Write out the data word for word, taking care that no picture is carried over.

Stored entries —
--------------------------------
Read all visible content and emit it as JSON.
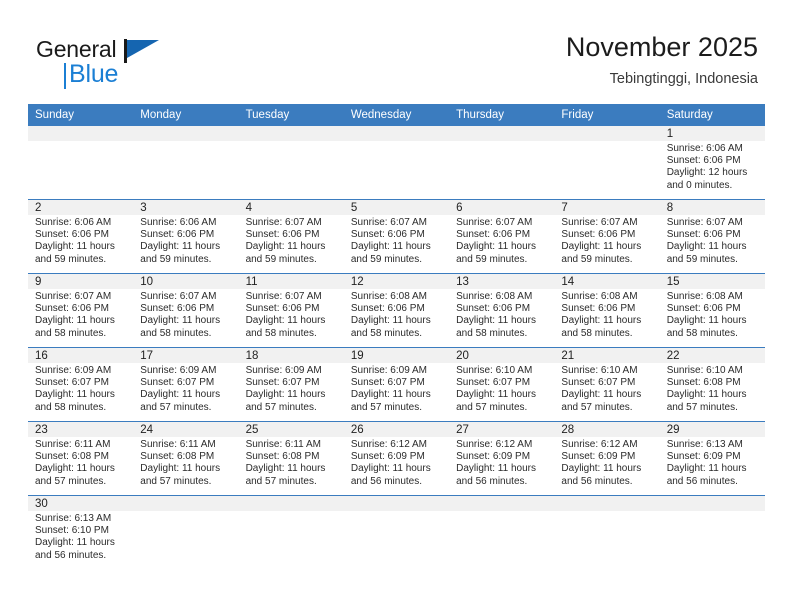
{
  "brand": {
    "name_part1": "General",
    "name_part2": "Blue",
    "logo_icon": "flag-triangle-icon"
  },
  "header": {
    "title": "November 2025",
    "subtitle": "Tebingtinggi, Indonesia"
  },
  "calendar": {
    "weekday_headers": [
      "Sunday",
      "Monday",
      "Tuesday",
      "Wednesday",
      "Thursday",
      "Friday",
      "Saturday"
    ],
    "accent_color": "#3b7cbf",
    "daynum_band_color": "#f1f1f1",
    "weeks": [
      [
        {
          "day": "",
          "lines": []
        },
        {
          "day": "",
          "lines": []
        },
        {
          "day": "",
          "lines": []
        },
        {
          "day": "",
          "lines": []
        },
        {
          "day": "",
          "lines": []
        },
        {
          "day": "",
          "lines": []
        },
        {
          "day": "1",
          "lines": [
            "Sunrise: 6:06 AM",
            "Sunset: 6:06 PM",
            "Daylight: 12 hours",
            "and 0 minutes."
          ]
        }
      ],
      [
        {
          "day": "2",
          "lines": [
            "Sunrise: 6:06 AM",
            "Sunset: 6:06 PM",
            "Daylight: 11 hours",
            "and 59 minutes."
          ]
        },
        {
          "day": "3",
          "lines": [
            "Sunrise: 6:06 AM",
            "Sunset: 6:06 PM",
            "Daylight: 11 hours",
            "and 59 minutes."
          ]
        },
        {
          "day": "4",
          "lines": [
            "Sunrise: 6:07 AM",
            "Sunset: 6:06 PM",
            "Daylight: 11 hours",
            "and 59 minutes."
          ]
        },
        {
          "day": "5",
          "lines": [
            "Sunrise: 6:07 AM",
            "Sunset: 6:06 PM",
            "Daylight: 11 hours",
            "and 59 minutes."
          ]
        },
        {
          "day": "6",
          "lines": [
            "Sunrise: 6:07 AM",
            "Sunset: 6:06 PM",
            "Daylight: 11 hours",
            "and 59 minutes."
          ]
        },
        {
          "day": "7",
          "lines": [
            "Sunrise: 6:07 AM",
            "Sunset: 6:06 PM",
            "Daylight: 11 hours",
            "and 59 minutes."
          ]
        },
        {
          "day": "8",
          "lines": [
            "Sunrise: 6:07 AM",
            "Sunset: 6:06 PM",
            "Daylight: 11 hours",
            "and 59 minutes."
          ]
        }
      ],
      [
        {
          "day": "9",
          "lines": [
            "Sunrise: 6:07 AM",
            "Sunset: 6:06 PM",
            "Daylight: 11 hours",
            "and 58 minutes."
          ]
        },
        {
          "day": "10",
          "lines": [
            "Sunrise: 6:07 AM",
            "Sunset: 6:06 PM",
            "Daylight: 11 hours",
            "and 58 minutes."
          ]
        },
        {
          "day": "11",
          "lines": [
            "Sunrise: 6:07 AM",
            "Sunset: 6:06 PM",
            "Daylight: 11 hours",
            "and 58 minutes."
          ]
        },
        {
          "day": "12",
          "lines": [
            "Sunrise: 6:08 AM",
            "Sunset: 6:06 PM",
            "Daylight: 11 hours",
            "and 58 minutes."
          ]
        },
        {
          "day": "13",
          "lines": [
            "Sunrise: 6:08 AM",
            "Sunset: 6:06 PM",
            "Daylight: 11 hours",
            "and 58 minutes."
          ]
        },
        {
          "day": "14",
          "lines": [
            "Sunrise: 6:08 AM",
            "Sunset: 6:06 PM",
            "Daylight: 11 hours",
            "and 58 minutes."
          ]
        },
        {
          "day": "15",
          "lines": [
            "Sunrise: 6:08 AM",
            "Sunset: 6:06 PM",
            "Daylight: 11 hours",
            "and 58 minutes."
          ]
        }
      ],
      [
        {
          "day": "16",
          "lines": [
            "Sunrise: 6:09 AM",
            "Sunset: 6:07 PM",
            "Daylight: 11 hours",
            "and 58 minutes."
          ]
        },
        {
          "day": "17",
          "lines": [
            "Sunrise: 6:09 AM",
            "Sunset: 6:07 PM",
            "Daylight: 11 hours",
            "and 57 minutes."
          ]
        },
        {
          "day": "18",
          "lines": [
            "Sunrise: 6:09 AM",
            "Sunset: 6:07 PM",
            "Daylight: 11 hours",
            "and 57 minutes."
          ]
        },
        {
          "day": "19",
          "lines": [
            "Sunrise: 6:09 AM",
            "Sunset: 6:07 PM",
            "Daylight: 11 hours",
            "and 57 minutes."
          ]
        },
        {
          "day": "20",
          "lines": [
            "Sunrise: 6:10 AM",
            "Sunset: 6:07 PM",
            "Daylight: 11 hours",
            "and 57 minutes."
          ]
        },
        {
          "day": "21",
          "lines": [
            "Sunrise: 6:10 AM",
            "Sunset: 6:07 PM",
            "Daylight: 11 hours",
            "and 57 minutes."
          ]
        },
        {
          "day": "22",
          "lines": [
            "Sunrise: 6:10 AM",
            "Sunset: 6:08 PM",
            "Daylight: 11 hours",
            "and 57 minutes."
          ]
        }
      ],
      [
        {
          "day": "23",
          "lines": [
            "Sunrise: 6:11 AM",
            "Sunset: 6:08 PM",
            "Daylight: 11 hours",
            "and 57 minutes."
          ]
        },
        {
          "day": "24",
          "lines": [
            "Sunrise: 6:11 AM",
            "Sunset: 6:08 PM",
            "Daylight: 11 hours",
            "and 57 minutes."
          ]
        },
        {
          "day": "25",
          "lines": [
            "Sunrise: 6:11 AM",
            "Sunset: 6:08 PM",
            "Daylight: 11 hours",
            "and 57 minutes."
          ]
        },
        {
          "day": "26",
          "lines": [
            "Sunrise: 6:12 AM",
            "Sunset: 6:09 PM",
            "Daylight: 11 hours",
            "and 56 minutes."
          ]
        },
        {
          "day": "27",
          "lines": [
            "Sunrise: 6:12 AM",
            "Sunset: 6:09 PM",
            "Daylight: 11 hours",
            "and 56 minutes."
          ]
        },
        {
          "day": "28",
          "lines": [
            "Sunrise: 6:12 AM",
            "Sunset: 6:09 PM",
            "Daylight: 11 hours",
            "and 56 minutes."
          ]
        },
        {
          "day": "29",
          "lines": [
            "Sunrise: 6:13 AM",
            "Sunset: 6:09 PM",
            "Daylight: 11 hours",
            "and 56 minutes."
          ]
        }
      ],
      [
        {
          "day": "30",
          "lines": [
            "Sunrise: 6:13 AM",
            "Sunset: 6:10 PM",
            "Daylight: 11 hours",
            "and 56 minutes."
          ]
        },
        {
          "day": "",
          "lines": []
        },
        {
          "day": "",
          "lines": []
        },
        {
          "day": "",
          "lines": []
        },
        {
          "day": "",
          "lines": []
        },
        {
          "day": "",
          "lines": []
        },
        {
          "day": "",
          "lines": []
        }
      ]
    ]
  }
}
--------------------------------
Result —
Read all visible content and emit it as JSON.
{
  "brand": {
    "name_part1": "General",
    "name_part2": "Blue",
    "logo_icon": "flag-triangle-icon"
  },
  "header": {
    "title": "November 2025",
    "subtitle": "Tebingtinggi, Indonesia"
  },
  "calendar": {
    "weekday_headers": [
      "Sunday",
      "Monday",
      "Tuesday",
      "Wednesday",
      "Thursday",
      "Friday",
      "Saturday"
    ],
    "accent_color": "#3b7cbf",
    "daynum_band_color": "#f1f1f1",
    "weeks": [
      [
        {
          "day": "",
          "lines": []
        },
        {
          "day": "",
          "lines": []
        },
        {
          "day": "",
          "lines": []
        },
        {
          "day": "",
          "lines": []
        },
        {
          "day": "",
          "lines": []
        },
        {
          "day": "",
          "lines": []
        },
        {
          "day": "1",
          "lines": [
            "Sunrise: 6:06 AM",
            "Sunset: 6:06 PM",
            "Daylight: 12 hours",
            "and 0 minutes."
          ]
        }
      ],
      [
        {
          "day": "2",
          "lines": [
            "Sunrise: 6:06 AM",
            "Sunset: 6:06 PM",
            "Daylight: 11 hours",
            "and 59 minutes."
          ]
        },
        {
          "day": "3",
          "lines": [
            "Sunrise: 6:06 AM",
            "Sunset: 6:06 PM",
            "Daylight: 11 hours",
            "and 59 minutes."
          ]
        },
        {
          "day": "4",
          "lines": [
            "Sunrise: 6:07 AM",
            "Sunset: 6:06 PM",
            "Daylight: 11 hours",
            "and 59 minutes."
          ]
        },
        {
          "day": "5",
          "lines": [
            "Sunrise: 6:07 AM",
            "Sunset: 6:06 PM",
            "Daylight: 11 hours",
            "and 59 minutes."
          ]
        },
        {
          "day": "6",
          "lines": [
            "Sunrise: 6:07 AM",
            "Sunset: 6:06 PM",
            "Daylight: 11 hours",
            "and 59 minutes."
          ]
        },
        {
          "day": "7",
          "lines": [
            "Sunrise: 6:07 AM",
            "Sunset: 6:06 PM",
            "Daylight: 11 hours",
            "and 59 minutes."
          ]
        },
        {
          "day": "8",
          "lines": [
            "Sunrise: 6:07 AM",
            "Sunset: 6:06 PM",
            "Daylight: 11 hours",
            "and 59 minutes."
          ]
        }
      ],
      [
        {
          "day": "9",
          "lines": [
            "Sunrise: 6:07 AM",
            "Sunset: 6:06 PM",
            "Daylight: 11 hours",
            "and 58 minutes."
          ]
        },
        {
          "day": "10",
          "lines": [
            "Sunrise: 6:07 AM",
            "Sunset: 6:06 PM",
            "Daylight: 11 hours",
            "and 58 minutes."
          ]
        },
        {
          "day": "11",
          "lines": [
            "Sunrise: 6:07 AM",
            "Sunset: 6:06 PM",
            "Daylight: 11 hours",
            "and 58 minutes."
          ]
        },
        {
          "day": "12",
          "lines": [
            "Sunrise: 6:08 AM",
            "Sunset: 6:06 PM",
            "Daylight: 11 hours",
            "and 58 minutes."
          ]
        },
        {
          "day": "13",
          "lines": [
            "Sunrise: 6:08 AM",
            "Sunset: 6:06 PM",
            "Daylight: 11 hours",
            "and 58 minutes."
          ]
        },
        {
          "day": "14",
          "lines": [
            "Sunrise: 6:08 AM",
            "Sunset: 6:06 PM",
            "Daylight: 11 hours",
            "and 58 minutes."
          ]
        },
        {
          "day": "15",
          "lines": [
            "Sunrise: 6:08 AM",
            "Sunset: 6:06 PM",
            "Daylight: 11 hours",
            "and 58 minutes."
          ]
        }
      ],
      [
        {
          "day": "16",
          "lines": [
            "Sunrise: 6:09 AM",
            "Sunset: 6:07 PM",
            "Daylight: 11 hours",
            "and 58 minutes."
          ]
        },
        {
          "day": "17",
          "lines": [
            "Sunrise: 6:09 AM",
            "Sunset: 6:07 PM",
            "Daylight: 11 hours",
            "and 57 minutes."
          ]
        },
        {
          "day": "18",
          "lines": [
            "Sunrise: 6:09 AM",
            "Sunset: 6:07 PM",
            "Daylight: 11 hours",
            "and 57 minutes."
          ]
        },
        {
          "day": "19",
          "lines": [
            "Sunrise: 6:09 AM",
            "Sunset: 6:07 PM",
            "Daylight: 11 hours",
            "and 57 minutes."
          ]
        },
        {
          "day": "20",
          "lines": [
            "Sunrise: 6:10 AM",
            "Sunset: 6:07 PM",
            "Daylight: 11 hours",
            "and 57 minutes."
          ]
        },
        {
          "day": "21",
          "lines": [
            "Sunrise: 6:10 AM",
            "Sunset: 6:07 PM",
            "Daylight: 11 hours",
            "and 57 minutes."
          ]
        },
        {
          "day": "22",
          "lines": [
            "Sunrise: 6:10 AM",
            "Sunset: 6:08 PM",
            "Daylight: 11 hours",
            "and 57 minutes."
          ]
        }
      ],
      [
        {
          "day": "23",
          "lines": [
            "Sunrise: 6:11 AM",
            "Sunset: 6:08 PM",
            "Daylight: 11 hours",
            "and 57 minutes."
          ]
        },
        {
          "day": "24",
          "lines": [
            "Sunrise: 6:11 AM",
            "Sunset: 6:08 PM",
            "Daylight: 11 hours",
            "and 57 minutes."
          ]
        },
        {
          "day": "25",
          "lines": [
            "Sunrise: 6:11 AM",
            "Sunset: 6:08 PM",
            "Daylight: 11 hours",
            "and 57 minutes."
          ]
        },
        {
          "day": "26",
          "lines": [
            "Sunrise: 6:12 AM",
            "Sunset: 6:09 PM",
            "Daylight: 11 hours",
            "and 56 minutes."
          ]
        },
        {
          "day": "27",
          "lines": [
            "Sunrise: 6:12 AM",
            "Sunset: 6:09 PM",
            "Daylight: 11 hours",
            "and 56 minutes."
          ]
        },
        {
          "day": "28",
          "lines": [
            "Sunrise: 6:12 AM",
            "Sunset: 6:09 PM",
            "Daylight: 11 hours",
            "and 56 minutes."
          ]
        },
        {
          "day": "29",
          "lines": [
            "Sunrise: 6:13 AM",
            "Sunset: 6:09 PM",
            "Daylight: 11 hours",
            "and 56 minutes."
          ]
        }
      ],
      [
        {
          "day": "30",
          "lines": [
            "Sunrise: 6:13 AM",
            "Sunset: 6:10 PM",
            "Daylight: 11 hours",
            "and 56 minutes."
          ]
        },
        {
          "day": "",
          "lines": []
        },
        {
          "day": "",
          "lines": []
        },
        {
          "day": "",
          "lines": []
        },
        {
          "day": "",
          "lines": []
        },
        {
          "day": "",
          "lines": []
        },
        {
          "day": "",
          "lines": []
        }
      ]
    ]
  }
}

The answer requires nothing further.